[Data records for software interfaces]
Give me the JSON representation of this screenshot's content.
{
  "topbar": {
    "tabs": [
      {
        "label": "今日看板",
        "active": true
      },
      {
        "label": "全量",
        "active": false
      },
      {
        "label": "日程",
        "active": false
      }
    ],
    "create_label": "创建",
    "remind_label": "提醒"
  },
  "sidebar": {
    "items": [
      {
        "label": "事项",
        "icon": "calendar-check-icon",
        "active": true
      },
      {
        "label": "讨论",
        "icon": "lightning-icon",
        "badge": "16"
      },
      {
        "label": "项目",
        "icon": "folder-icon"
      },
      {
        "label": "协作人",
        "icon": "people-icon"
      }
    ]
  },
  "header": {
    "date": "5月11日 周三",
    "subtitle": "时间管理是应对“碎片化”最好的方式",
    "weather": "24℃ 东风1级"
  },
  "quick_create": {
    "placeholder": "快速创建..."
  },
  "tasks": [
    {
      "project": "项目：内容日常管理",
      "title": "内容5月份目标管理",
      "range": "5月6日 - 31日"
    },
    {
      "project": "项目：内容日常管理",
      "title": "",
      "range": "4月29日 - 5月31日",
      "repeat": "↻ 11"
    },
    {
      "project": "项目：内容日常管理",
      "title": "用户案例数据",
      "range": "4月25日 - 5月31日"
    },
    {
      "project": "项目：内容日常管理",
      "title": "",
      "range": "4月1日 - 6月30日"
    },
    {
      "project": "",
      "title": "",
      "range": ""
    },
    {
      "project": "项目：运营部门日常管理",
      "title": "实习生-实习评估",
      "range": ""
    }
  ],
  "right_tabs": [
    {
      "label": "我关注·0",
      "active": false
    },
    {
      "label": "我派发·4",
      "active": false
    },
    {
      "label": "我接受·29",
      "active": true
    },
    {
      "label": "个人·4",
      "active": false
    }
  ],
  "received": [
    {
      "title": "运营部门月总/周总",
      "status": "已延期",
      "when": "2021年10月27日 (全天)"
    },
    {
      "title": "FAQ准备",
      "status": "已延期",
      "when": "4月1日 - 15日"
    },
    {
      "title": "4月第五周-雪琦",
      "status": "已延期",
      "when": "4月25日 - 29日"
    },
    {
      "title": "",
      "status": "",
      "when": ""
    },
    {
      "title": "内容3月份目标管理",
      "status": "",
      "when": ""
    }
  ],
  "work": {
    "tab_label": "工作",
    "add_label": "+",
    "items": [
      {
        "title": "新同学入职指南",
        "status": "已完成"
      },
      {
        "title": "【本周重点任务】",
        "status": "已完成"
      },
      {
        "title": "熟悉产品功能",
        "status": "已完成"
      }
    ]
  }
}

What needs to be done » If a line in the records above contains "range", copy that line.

Exercise response »
      "range": "5月6日 - 31日"
      "range": "4月29日 - 5月31日",
      "range": "4月25日 - 5月31日"
      "range": "4月1日 - 6月30日"
      "range": ""
      "range": ""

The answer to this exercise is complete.